19Avulsion injuries are commonly seen in athletes whose sports require rapid acceleration and deceleration.Study: In 203 avulsion fractures ischial tuberosity 54% anterior inferior iliac spine fractures 22%, and anterior superior iliac spine fractures 19%.Patients present with acute pain and swelling that follows a sudden, noncontact traumatic incident.tenderness to palpation and pain with passive stretch of the muscle attached to the avulsed fragment.
20Radiographic evaluation is to confirm the diagnosis and allows to assess the size of the avulsed fragment and the amount of fracture displacement.The initial management rest, ice,NSAIDs, and protected weight bearing with crutches until symptoms resolve; physical therapy.surgical indications :are for ischial tuberosity fractures with >2 cm displacement and for symptomaticnonunion, chronic pain, and impaired function.
21Arthroscopic images of iliopsoas tendon lengthening Arthroscopic images of iliopsoas tendon lengthening A, The iliopsoas tendon (arrow) identified via a transcapsular approach in the central compartment.B, The tendinous portion is lengthened under direct visualization (arrow).

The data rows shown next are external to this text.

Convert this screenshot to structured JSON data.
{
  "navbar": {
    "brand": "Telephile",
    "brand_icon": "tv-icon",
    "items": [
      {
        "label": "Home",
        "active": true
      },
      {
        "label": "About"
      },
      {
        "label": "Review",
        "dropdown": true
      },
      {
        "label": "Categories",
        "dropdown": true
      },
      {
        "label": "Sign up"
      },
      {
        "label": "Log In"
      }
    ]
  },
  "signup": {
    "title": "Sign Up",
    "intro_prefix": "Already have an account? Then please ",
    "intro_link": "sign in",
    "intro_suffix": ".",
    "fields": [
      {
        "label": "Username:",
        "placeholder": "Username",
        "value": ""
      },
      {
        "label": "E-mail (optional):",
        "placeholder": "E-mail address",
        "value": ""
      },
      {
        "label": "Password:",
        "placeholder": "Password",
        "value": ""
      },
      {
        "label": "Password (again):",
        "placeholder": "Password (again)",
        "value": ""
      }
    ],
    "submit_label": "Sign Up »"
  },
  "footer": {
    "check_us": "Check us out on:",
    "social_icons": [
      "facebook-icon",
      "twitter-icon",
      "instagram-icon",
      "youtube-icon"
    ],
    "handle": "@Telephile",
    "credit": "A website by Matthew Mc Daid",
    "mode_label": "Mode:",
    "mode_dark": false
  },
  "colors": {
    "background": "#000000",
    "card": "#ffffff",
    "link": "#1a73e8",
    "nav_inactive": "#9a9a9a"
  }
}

22AP radiograph of a 13-year-old boy with right anterior superior iliac spine avulsion fracture (arrow).
23AP radiograph of a 14 years-old girl demonstrating a right lesser trochanteric avulsion fracture (arrow).
24AP radiograph (A) and AP (B) and lateral (C) three-dimensional CT images demonstrating evidence of subspine impingement from a previous anterior inferior iliac spine avulsion fracture (arrow), which later required arthroscopic decompression and labral repair
25Hip Instabilityclassified as traumatic or atraumaticTraumatic hip dislocation generallyresults from an axially applied force against a flexed knee with the hip in the neutral or adducted position.Generally follows a high-energy trauma,and associated injuries are common.clinicaly severe pain and the hip held in the flexed, adducted, and internally rotated position.
26Hip InstabilityPlain radiographs confirm the diagnosis, and emergent reduction is indicated.Following reduction,plain radiographs and CTor MRI are indicated to confirm a congruent reduction and to evaluate for intra-articular pathology.
27Management of hip instability restricted weight bearing for 6 weeks postreduction management.consider capsular or other soft-tissue laxity as a cause of persistent hip instability Initially,this is managed with physical therapy.
28Management of hip instability Arthroscopic thermal capsulorrhaphy hasalso been proposed.In patients with a nonconcentric reduction or notable acetabular fracture of the posterior wall, surgical intervention should be undertaken.Arthroscopy has been used to removeloose bodies.
29SummaryIt is the role of the pediatric orthopaedic surgeon and sports medicine provider to properly diagnose and manage Hip pathology in the adolescent athlete.Appropriate workup and management can be often used effectively in adolescent athlete.Nonsurgical management includes activity modification, physical therapy and anti-inflammatory medicationSurgical management of both intra- and extra-articular hippathology can safely be used when clinically indicated.